The architect of Northwood Hall, George Edward Bright, studied at University College, London and gained experience as an assistant to Herbert Baker, Edwin Lutyens and Guy Dawber. He set up in practice in 1933 and his first project was Delta Court, a block of 32 flats in Cricklewood, followed by Benhurst Court in Streatham. He then started work on Northwood Hall for which planning permission was granted by Hornsey Borough Council in November 1934.
Bright subsequently designed Beech Lawns in Friern Barnet, worked on two conversions – 11 & 12 Chesham Place and 7-10 Lowndes Street – and was a consultant to the Dolphin Square development in Pimlico. In World War II he served with the Royal Engineers during which time he worked on the restoration of the King’s Chapel in Gibraltar.
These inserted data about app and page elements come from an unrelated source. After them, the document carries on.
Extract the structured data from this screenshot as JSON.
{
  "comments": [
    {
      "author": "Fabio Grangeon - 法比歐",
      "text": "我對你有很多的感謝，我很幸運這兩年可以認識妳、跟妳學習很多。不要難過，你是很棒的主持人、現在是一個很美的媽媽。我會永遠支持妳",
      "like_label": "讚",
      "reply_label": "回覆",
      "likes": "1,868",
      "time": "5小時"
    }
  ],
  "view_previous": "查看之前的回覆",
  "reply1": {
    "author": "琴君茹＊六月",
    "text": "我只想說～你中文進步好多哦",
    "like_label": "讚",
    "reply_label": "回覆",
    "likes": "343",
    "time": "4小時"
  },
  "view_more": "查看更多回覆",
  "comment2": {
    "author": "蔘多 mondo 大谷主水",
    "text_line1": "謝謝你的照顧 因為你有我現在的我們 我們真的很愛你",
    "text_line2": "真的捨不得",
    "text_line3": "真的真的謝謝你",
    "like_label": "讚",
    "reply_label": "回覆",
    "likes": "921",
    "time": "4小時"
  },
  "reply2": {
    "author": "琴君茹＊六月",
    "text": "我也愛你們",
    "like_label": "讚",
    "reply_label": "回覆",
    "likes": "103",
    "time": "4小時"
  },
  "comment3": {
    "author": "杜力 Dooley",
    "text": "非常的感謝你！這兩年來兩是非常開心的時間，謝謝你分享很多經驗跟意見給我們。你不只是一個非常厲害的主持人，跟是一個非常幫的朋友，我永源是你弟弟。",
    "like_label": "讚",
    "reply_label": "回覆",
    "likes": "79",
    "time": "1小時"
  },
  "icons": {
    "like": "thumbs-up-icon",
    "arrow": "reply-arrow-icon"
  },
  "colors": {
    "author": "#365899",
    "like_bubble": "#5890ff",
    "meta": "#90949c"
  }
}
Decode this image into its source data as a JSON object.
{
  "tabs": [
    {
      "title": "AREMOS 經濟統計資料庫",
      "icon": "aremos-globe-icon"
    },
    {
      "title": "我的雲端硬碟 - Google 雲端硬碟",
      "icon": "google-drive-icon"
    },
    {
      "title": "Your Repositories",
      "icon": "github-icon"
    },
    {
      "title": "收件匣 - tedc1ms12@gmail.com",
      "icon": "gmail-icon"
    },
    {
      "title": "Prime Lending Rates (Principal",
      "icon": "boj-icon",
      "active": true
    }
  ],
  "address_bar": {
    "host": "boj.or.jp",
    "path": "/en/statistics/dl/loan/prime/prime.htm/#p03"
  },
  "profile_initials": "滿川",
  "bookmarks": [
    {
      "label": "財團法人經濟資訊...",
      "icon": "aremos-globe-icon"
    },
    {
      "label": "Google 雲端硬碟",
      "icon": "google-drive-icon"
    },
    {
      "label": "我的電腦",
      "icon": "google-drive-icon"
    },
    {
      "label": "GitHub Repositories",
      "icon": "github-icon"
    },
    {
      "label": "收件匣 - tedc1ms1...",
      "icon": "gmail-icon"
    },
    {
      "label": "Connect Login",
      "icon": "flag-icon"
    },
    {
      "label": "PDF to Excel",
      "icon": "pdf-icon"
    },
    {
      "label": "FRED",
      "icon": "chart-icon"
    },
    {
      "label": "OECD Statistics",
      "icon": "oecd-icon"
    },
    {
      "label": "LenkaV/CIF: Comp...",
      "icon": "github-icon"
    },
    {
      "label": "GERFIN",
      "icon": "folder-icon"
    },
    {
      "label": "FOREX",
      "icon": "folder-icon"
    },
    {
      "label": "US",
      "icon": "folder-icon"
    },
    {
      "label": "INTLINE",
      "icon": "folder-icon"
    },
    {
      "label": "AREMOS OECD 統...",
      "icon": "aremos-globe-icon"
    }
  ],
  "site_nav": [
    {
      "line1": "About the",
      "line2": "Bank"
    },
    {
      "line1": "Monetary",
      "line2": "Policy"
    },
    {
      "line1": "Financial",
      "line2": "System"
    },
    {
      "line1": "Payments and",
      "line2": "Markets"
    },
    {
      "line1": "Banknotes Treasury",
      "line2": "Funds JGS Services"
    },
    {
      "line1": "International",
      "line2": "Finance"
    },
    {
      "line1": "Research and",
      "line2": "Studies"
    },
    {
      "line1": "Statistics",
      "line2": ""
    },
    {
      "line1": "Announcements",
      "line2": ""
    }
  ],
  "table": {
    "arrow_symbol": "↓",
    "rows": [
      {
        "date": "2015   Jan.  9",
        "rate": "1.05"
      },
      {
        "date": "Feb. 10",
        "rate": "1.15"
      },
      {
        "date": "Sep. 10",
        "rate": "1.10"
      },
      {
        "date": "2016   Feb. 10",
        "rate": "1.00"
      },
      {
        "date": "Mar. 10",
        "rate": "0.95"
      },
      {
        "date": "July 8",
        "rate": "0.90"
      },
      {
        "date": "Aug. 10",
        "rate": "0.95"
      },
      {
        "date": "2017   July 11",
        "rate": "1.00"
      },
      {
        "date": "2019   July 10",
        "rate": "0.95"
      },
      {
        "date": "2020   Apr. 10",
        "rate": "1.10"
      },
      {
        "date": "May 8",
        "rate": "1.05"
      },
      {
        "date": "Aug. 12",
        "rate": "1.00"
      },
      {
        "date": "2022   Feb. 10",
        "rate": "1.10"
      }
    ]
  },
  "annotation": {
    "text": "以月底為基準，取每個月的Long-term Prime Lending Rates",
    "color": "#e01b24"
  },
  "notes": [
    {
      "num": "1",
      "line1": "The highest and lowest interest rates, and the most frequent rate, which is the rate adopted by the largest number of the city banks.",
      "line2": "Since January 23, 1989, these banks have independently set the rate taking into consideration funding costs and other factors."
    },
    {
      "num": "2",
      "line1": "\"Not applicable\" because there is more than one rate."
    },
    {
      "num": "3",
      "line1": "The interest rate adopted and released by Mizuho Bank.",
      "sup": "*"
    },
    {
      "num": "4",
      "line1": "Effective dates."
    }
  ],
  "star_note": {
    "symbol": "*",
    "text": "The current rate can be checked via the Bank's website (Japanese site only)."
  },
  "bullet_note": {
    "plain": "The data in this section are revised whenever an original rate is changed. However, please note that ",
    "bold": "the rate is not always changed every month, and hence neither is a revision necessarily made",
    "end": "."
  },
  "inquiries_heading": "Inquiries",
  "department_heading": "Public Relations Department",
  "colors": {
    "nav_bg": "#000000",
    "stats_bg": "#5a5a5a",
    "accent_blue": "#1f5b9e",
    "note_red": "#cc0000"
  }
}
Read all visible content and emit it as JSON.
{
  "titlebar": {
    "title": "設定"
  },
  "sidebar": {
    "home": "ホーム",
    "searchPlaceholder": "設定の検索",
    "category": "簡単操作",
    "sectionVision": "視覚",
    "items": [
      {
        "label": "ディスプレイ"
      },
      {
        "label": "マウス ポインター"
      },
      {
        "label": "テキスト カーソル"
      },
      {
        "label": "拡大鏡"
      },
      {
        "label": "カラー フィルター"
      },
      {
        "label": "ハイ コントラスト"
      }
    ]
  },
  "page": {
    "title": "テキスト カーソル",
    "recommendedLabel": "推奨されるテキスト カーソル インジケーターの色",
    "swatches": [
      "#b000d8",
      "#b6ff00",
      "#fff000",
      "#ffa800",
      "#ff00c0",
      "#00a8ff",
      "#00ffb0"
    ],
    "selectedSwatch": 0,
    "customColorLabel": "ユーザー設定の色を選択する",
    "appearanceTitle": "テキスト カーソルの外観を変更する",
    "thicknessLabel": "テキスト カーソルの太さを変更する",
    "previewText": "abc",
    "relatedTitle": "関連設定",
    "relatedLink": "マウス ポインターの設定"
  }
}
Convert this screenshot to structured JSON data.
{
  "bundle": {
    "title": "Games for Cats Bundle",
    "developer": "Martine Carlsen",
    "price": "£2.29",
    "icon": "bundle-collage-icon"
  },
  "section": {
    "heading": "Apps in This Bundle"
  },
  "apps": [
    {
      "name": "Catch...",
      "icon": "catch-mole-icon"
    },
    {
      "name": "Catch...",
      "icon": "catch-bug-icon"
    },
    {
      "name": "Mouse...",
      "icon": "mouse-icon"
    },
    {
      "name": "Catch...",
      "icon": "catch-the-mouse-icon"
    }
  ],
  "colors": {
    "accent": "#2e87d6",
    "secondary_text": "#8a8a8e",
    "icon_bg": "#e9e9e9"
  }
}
We know little about his post-war life apart from the fact that he became a RIBA Fellow in 1947.
(reproduced by kind permission of The Architects’ Journal)
The original site of Northwood Hall (lower right), photographed in 1928, with its large Victorian house, known simply as Northwood, facing south over the east end of Fitzwarren Gardens.
Photo reproduced with kind permission of London Metropolitan Archives, City of London
(item reference Highgate Archway 1928, SC/PHL/02/1275).
This is a sketch of Northwood, the house pictured in the photo above, which was demolished to make way for Northwood Hall. It was owned by the Corey-Wright family between 1871 and 1902, and then became the Highgate Catholic Club, whose initials can be seen on the flag.
Sir Cory Francis Cory-Wright was chair of William Cory & Son, a coal and oil shipping company (still trading today in refuse and recycling), and was a Deputy Lieutenant and Justice of the Peace before being made a baronet in 1903, by which time the family had moved to Caen Wood Towers (now Athlone House, recently restored), off Hampstead Lane.
Image courtesy of the Hornsey Historical Society.